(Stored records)

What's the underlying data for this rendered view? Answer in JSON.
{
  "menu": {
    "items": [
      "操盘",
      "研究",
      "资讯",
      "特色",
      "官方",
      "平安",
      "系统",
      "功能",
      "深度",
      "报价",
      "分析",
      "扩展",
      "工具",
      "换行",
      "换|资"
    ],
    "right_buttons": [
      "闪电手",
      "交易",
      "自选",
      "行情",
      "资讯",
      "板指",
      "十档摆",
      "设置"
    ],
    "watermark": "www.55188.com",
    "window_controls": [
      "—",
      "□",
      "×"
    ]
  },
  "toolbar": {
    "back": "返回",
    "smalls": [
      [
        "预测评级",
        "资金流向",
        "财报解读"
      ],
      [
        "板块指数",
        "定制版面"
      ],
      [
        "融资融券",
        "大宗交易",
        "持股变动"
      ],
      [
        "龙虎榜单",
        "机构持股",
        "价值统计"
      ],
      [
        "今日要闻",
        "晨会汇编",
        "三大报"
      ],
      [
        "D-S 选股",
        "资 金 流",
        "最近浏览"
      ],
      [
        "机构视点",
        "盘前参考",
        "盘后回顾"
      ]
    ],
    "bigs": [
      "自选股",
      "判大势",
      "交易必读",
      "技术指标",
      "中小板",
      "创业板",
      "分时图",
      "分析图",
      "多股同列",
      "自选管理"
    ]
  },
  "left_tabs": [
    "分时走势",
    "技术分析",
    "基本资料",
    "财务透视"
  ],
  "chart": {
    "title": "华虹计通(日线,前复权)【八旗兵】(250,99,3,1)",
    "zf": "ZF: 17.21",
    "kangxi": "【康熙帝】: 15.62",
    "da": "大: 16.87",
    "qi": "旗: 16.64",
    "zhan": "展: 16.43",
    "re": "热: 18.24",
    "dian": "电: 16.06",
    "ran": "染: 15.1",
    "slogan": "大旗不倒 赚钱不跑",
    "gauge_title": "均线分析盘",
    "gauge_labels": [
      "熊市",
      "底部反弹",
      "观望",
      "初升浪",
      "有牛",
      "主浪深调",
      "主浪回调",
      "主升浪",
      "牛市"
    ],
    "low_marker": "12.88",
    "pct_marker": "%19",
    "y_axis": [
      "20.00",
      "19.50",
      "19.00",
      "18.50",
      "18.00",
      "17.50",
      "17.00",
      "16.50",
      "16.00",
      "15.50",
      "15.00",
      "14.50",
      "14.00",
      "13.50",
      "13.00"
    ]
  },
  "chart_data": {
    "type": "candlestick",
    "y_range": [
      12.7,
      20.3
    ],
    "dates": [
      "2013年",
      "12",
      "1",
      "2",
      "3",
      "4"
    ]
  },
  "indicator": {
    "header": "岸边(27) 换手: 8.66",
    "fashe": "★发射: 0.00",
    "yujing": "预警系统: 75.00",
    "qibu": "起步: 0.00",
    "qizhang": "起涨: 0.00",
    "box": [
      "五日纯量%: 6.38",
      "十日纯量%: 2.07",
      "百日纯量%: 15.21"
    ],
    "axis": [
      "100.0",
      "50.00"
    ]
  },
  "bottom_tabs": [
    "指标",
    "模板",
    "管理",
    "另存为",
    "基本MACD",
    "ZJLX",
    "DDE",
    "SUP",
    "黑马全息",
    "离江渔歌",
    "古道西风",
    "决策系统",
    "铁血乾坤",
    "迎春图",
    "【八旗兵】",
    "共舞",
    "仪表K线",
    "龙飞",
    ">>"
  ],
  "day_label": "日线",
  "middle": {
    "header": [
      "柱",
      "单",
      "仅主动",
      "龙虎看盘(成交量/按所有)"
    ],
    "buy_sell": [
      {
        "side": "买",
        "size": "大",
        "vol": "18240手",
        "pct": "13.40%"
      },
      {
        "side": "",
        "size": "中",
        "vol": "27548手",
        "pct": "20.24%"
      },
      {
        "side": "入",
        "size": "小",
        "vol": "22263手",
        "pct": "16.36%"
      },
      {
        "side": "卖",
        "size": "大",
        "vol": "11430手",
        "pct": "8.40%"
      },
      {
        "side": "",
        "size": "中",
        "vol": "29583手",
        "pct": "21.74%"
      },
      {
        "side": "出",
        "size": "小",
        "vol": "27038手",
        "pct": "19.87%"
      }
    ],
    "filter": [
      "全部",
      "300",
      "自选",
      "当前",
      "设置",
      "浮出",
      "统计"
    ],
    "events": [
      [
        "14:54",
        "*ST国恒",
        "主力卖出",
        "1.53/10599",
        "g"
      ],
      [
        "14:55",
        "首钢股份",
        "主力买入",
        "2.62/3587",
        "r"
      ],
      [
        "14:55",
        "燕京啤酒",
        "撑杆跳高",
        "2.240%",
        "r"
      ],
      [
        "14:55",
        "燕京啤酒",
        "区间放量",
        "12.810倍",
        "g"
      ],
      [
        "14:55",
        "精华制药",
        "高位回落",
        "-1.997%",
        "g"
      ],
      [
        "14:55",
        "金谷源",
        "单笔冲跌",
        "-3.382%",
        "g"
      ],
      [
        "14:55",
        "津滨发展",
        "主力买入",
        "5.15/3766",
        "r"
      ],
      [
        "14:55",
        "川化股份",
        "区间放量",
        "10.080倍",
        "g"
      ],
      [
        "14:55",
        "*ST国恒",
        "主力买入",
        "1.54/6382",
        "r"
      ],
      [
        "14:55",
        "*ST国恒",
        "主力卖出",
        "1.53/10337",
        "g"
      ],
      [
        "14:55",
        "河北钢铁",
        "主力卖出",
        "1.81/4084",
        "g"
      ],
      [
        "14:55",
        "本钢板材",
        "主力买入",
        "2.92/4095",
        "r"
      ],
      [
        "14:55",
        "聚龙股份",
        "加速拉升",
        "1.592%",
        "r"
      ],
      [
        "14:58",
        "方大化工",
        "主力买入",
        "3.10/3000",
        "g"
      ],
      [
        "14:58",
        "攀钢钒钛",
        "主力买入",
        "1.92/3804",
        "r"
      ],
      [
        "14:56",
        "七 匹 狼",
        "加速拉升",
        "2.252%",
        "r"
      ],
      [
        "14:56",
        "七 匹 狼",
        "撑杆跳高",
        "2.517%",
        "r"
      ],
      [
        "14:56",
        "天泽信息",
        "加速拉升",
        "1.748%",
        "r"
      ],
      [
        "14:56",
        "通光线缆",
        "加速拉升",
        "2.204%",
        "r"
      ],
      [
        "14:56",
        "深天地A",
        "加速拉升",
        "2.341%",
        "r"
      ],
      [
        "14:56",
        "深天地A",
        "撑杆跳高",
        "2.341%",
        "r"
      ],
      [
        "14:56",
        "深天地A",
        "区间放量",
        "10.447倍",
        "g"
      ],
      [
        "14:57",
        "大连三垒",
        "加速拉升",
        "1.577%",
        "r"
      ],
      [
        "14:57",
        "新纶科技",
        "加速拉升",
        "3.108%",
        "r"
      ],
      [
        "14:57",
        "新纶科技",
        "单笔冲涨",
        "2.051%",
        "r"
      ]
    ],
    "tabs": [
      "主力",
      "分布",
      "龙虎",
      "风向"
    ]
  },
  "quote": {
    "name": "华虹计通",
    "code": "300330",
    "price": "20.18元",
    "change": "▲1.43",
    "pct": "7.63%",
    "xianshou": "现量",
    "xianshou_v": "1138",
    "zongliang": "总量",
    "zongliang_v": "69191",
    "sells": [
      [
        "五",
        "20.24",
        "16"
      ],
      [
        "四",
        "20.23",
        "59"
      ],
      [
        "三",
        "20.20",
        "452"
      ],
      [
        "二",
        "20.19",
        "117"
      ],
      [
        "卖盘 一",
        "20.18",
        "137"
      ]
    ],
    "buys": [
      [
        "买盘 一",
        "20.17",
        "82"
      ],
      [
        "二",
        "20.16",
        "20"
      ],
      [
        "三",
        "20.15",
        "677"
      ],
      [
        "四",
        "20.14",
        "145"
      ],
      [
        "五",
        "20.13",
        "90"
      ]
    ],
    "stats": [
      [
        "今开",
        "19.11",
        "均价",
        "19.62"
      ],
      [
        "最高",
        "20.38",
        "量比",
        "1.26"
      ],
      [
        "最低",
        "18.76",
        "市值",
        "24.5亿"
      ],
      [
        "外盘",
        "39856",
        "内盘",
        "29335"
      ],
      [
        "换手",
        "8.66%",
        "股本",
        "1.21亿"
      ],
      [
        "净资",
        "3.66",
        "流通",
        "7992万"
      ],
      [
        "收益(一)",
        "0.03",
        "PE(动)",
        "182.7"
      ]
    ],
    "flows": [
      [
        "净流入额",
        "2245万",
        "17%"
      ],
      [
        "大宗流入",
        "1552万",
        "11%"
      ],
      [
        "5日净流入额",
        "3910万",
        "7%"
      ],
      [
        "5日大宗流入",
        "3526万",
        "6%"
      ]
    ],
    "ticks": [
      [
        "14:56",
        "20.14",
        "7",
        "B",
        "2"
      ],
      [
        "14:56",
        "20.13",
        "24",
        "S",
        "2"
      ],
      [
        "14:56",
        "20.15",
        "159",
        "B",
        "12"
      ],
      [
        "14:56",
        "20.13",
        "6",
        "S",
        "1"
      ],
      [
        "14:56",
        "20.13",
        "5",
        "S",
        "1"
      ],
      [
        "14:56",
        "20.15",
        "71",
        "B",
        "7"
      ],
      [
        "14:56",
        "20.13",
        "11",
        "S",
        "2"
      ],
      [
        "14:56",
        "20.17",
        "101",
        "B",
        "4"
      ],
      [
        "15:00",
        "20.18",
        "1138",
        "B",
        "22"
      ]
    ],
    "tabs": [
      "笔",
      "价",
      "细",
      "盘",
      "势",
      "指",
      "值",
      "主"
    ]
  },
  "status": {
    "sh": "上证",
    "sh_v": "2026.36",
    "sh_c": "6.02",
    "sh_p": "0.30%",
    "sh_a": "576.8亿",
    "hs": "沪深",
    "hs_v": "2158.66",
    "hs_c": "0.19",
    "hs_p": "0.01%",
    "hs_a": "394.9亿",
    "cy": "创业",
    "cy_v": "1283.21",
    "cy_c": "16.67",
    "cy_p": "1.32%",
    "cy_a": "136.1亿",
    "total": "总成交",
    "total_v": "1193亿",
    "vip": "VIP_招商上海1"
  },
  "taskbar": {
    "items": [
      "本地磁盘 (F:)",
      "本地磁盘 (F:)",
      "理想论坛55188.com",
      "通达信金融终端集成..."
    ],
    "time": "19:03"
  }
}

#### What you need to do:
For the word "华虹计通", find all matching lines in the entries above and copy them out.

#### Solution for this task:
    "title": "华虹计通(日线,前复权)【八旗兵】(250,99,3,1)",
    "name": "华虹计通",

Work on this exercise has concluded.